**Exercise goal:** Below are some records. Print all of them exactly as they appear.

Material for this task section start

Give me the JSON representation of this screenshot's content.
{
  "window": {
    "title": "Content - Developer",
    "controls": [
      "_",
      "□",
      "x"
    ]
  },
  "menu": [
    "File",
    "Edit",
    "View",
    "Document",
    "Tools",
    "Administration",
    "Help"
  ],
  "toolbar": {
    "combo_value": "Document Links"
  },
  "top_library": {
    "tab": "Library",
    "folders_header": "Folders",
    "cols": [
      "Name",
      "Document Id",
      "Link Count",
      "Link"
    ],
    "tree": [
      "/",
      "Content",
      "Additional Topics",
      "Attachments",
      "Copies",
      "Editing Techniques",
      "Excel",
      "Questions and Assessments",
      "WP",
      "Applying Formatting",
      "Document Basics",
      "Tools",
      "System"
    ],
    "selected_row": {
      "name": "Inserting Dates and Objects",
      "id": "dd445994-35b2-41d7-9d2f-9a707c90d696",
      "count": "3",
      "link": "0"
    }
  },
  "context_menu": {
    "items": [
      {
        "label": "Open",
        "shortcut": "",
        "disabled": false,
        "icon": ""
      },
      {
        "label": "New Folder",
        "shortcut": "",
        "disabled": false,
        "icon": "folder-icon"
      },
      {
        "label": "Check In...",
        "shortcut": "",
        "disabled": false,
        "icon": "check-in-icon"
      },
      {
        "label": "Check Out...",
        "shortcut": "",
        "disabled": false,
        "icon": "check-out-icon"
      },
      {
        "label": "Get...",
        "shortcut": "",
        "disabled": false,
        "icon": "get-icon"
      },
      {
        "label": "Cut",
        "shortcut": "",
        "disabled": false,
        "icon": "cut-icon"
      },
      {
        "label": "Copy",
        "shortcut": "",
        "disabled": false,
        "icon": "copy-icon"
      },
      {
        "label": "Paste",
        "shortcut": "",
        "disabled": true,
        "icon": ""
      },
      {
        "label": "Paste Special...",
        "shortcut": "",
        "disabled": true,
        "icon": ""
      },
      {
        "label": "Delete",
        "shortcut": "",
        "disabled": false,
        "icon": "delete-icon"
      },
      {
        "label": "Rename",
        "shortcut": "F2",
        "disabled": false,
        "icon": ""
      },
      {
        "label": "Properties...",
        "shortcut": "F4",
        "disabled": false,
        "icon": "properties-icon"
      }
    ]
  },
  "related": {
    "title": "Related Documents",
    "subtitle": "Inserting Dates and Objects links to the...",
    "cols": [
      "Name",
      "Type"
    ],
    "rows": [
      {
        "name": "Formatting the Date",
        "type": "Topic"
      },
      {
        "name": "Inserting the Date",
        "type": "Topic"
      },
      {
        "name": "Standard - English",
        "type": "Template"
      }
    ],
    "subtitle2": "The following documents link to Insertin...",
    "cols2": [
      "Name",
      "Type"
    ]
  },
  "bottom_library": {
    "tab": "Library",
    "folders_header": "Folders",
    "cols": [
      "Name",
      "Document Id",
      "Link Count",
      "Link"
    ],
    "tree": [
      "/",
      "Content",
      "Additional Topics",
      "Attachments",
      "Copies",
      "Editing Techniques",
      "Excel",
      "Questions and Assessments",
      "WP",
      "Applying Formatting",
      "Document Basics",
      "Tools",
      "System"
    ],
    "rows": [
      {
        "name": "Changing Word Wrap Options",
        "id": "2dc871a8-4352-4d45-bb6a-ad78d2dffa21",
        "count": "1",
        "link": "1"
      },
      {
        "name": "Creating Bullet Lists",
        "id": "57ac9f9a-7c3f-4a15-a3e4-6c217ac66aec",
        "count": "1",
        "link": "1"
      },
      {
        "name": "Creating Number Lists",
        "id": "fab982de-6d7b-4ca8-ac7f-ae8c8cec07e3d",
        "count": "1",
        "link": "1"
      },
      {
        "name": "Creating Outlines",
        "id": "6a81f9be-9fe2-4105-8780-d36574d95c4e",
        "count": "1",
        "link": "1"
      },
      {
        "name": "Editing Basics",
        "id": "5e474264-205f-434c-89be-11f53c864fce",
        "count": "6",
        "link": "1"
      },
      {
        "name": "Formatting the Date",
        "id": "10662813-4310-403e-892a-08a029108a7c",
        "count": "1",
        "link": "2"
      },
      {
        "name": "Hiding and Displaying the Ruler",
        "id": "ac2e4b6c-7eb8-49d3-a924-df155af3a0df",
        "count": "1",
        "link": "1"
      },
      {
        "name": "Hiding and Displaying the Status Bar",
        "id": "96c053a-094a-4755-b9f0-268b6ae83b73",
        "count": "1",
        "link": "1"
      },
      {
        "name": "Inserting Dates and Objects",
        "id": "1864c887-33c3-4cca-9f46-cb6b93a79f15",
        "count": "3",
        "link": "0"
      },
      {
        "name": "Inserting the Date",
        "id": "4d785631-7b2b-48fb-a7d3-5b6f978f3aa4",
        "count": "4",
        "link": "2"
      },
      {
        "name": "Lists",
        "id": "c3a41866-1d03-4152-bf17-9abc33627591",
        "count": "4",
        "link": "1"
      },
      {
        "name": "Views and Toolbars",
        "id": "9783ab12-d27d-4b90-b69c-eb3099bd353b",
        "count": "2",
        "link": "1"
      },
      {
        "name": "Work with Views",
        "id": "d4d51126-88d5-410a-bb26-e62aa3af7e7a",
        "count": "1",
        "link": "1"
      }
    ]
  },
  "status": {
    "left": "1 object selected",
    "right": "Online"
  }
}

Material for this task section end

**Answer box:**
Give me the JSON representation of this screenshot's content.
{
  "window": {
    "title": "Content - Developer",
    "controls": [
      "_",
      "□",
      "x"
    ]
  },
  "menu": [
    "File",
    "Edit",
    "View",
    "Document",
    "Tools",
    "Administration",
    "Help"
  ],
  "toolbar": {
    "combo_value": "Document Links"
  },
  "top_library": {
    "tab": "Library",
    "folders_header": "Folders",
    "cols": [
      "Name",
      "Document Id",
      "Link Count",
      "Link"
    ],
    "tree": [
      "/",
      "Content",
      "Additional Topics",
      "Attachments",
      "Copies",
      "Editing Techniques",
      "Excel",
      "Questions and Assessments",
      "WP",
      "Applying Formatting",
      "Document Basics",
      "Tools",
      "System"
    ],
    "selected_row": {
      "name": "Inserting Dates and Objects",
      "id": "dd445994-35b2-41d7-9d2f-9a707c90d696",
      "count": "3",
      "link": "0"
    }
  },
  "context_menu": {
    "items": [
      {
        "label": "Open",
        "shortcut": "",
        "disabled": false,
        "icon": ""
      },
      {
        "label": "New Folder",
        "shortcut": "",
        "disabled": false,
        "icon": "folder-icon"
      },
      {
        "label": "Check In...",
        "shortcut": "",
        "disabled": false,
        "icon": "check-in-icon"
      },
      {
        "label": "Check Out...",
        "shortcut": "",
        "disabled": false,
        "icon": "check-out-icon"
      },
      {
        "label": "Get...",
        "shortcut": "",
        "disabled": false,
        "icon": "get-icon"
      },
      {
        "label": "Cut",
        "shortcut": "",
        "disabled": false,
        "icon": "cut-icon"
      },
      {
        "label": "Copy",
        "shortcut": "",
        "disabled": false,
        "icon": "copy-icon"
      },
      {
        "label": "Paste",
        "shortcut": "",
        "disabled": true,
        "icon": ""
      },
      {
        "label": "Paste Special...",
        "shortcut": "",
        "disabled": true,
        "icon": ""
      },
      {
        "label": "Delete",
        "shortcut": "",
        "disabled": false,
        "icon": "delete-icon"
      },
      {
        "label": "Rename",
        "shortcut": "F2",
        "disabled": false,
        "icon": ""
      },
      {
        "label": "Properties...",
        "shortcut": "F4",
        "disabled": false,
        "icon": "properties-icon"
      }
    ]
  },
  "related": {
    "title": "Related Documents",
    "subtitle": "Inserting Dates and Objects links to the...",
    "cols": [
      "Name",
      "Type"
    ],
    "rows": [
      {
        "name": "Formatting the Date",
        "type": "Topic"
      },
      {
        "name": "Inserting the Date",
        "type": "Topic"
      },
      {
        "name": "Standard - English",
        "type": "Template"
      }
    ],
    "subtitle2": "The following documents link to Insertin...",
    "cols2": [
      "Name",
      "Type"
    ]
  },
  "bottom_library": {
    "tab": "Library",
    "folders_header": "Folders",
    "cols": [
      "Name",
      "Document Id",
      "Link Count",
      "Link"
    ],
    "tree": [
      "/",
      "Content",
      "Additional Topics",
      "Attachments",
      "Copies",
      "Editing Techniques",
      "Excel",
      "Questions and Assessments",
      "WP",
      "Applying Formatting",
      "Document Basics",
      "Tools",
      "System"
    ],
    "rows": [
      {
        "name": "Changing Word Wrap Options",
        "id": "2dc871a8-4352-4d45-bb6a-ad78d2dffa21",
        "count": "1",
        "link": "1"
      },
      {
        "name": "Creating Bullet Lists",
        "id": "57ac9f9a-7c3f-4a15-a3e4-6c217ac66aec",
        "count": "1",
        "link": "1"
      },
      {
        "name": "Creating Number Lists",
        "id": "fab982de-6d7b-4ca8-ac7f-ae8c8cec07e3d",
        "count": "1",
        "link": "1"
      },
      {
        "name": "Creating Outlines",
        "id": "6a81f9be-9fe2-4105-8780-d36574d95c4e",
        "count": "1",
        "link": "1"
      },
      {
        "name": "Editing Basics",
        "id": "5e474264-205f-434c-89be-11f53c864fce",
        "count": "6",
        "link": "1"
      },
      {
        "name": "Formatting the Date",
        "id": "10662813-4310-403e-892a-08a029108a7c",
        "count": "1",
        "link": "2"
      },
      {
        "name": "Hiding and Displaying the Ruler",
        "id": "ac2e4b6c-7eb8-49d3-a924-df155af3a0df",
        "count": "1",
        "link": "1"
      },
      {
        "name": "Hiding and Displaying the Status Bar",
        "id": "96c053a-094a-4755-b9f0-268b6ae83b73",
        "count": "1",
        "link": "1"
      },
      {
        "name": "Inserting Dates and Objects",
        "id": "1864c887-33c3-4cca-9f46-cb6b93a79f15",
        "count": "3",
        "link": "0"
      },
      {
        "name": "Inserting the Date",
        "id": "4d785631-7b2b-48fb-a7d3-5b6f978f3aa4",
        "count": "4",
        "link": "2"
      },
      {
        "name": "Lists",
        "id": "c3a41866-1d03-4152-bf17-9abc33627591",
        "count": "4",
        "link": "1"
      },
      {
        "name": "Views and Toolbars",
        "id": "9783ab12-d27d-4b90-b69c-eb3099bd353b",
        "count": "2",
        "link": "1"
      },
      {
        "name": "Work with Views",
        "id": "d4d51126-88d5-410a-bb26-e62aa3af7e7a",
        "count": "1",
        "link": "1"
      }
    ]
  },
  "status": {
    "left": "1 object selected",
    "right": "Online"
  }
}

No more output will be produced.